Postprint version. Published in Endeavor, Volume 20, Issue 4, January 1, 1996, pages 162-167.
The definitive version is available at https://doi.org/10.1016/S0160-9327(96)10031-4.

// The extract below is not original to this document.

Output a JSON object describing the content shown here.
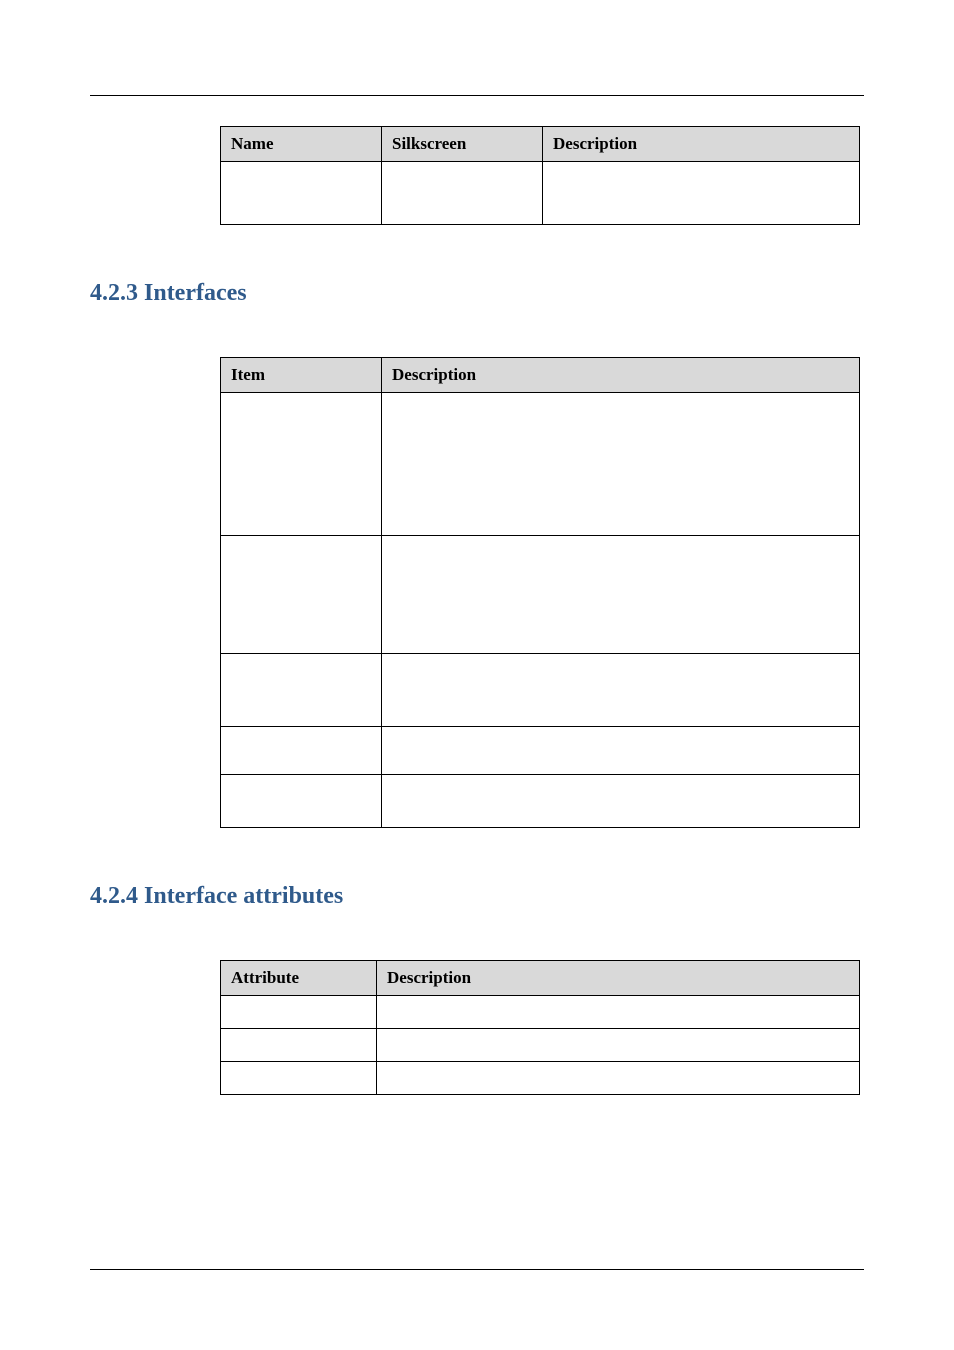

Much of what we know about extinct organisms comes from traits that are not preserved in the fossil record. Until recently, morphological analysis was the only tool available for scientists to determine relationships for extinct fossil organisms. We now know that ‘ancient’ DNA can be preserved in the remains of extinct organisms. By targeting specific gene sequences, it may be possible to deduce biochemical characteristics and through sequence comparisons, to estimate the extent of evolutionary divergence. By comparing the amount and type of these changes, one could estimate how quickly some DNA ‘evolves’ relative to other segments, or which genes have the most flexibility or are more conserved over time. The compilation of these data would yield greater understanding of the physiology of extinct organisms and provide a much clearer picture of genetic change over time, and the mechanics behind ‘evolution’.